Read Full Post »

Just when you might think Maurizio de Giovanni’s Neapolitan mystery series cannot get much better, he outdoes himself, building on everything he has been doing in the past seven novels in this series and creating this one, further developing the most delightful aspects of his characters and their relationships to date, and adding to them in complex ways which I suspect every fan will celebrate. In this novel, author Maurizio de Giovanni retains all the characters and relationships which fans of the series already delight in, and his sense of humor is more obvious here than it is in several of his previous novels. Though the nature of the murder in question (that of a loan shark), its victim and killer, and the motivations for it are well developed, many readers will become more interested in the psychological and social interactions of the characters than in the mystery itself, a situation common in de Giovanni’s work. De Giovanni, consummately aware of the need to provide background information to new readers, dedicates a page or two to each of the major players, and In the course of the novel, several favorite characters also make the equivalent of “guest appearances,” including Dr. Modo, the irreverent coroner who will say anything, the transvestite prostitute Bambinella, who often serves as an informant, and Don Pierino, the tiny priest from I Will Have Vengeance, the first novel in the series, who becomes a counselor both for Enrica’s father and for Commissario Ricciardi. Great fun.

Read Full Post »

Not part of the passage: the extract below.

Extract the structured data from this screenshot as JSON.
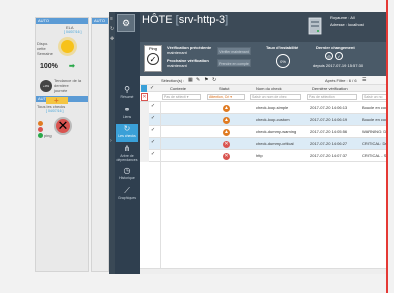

In this newest installment in the Harry Hole series of Nordin noir novels, the eleventh in the series, Norwegian author Jo Nesbo continues the career of Harry Hole, including most of the characters who have filled his previous novels with life, conflict, and even romance. Three years have passed since the last novel, Police, took place, during which Harry has been working as a lecturer at the Police College, a job in which he has inspired young officers without having to stare into the gunsights of criminals on a daily basis. He is getting his life back after being almost killed in the last novel, and he is now happy and sober, married to his long-time love, with his stepson Oleg studying to become a full-fledged member of the police corps. The novel opens quickly with the murder of a female lawyer who has specialized in rape cases. She has been viciously bitten in the throat, though Nesbo is quick to say that the enemy in this book is not a vampire but a vampirist, someone who drinks blood but is not a supernatural character. As the Oslo Police begin to investigate, readers may want to keep a character list of repeating characters as there are about forty characters who appear in this carefully crafted and complex novel, and their relationships may have changed. Many surprises bring together all the threads of this complex novel in a grand conclusion, and they do so in a way which makes sense, deductively, not just by accident. Eventually, the reader believes that there has been a happy ending for the first time ever in a Harry Hole novel, until the Epilogue sets up a new complication, paving the way for yet another suspenseful and addictive story in yet another volume.

Read Full Post »

Older Posts »